From top to bottom, reproduce the listing without a single change.
Top of Data shown
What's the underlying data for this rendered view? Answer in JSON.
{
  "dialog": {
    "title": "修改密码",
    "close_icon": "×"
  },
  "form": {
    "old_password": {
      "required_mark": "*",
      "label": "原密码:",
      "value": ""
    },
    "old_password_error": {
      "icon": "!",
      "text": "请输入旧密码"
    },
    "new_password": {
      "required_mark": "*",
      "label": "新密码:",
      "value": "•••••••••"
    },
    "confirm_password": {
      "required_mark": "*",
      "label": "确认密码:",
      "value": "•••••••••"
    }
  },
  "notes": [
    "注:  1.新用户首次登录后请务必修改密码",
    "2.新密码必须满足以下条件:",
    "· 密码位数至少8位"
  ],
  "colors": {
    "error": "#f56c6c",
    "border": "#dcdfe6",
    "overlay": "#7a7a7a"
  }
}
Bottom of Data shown
| Result |
What's the underlying data for this rendered view? Answer in JSON.
{
  "dialog": {
    "title": "修改密码",
    "close_icon": "×"
  },
  "form": {
    "old_password": {
      "required_mark": "*",
      "label": "原密码:",
      "value": ""
    },
    "old_password_error": {
      "icon": "!",
      "text": "请输入旧密码"
    },
    "new_password": {
      "required_mark": "*",
      "label": "新密码:",
      "value": "•••••••••"
    },
    "confirm_password": {
      "required_mark": "*",
      "label": "确认密码:",
      "value": "•••••••••"
    }
  },
  "notes": [
    "注:  1.新用户首次登录后请务必修改密码",
    "2.新密码必须满足以下条件:",
    "· 密码位数至少8位"
  ],
  "colors": {
    "error": "#f56c6c",
    "border": "#dcdfe6",
    "overlay": "#7a7a7a"
  }
}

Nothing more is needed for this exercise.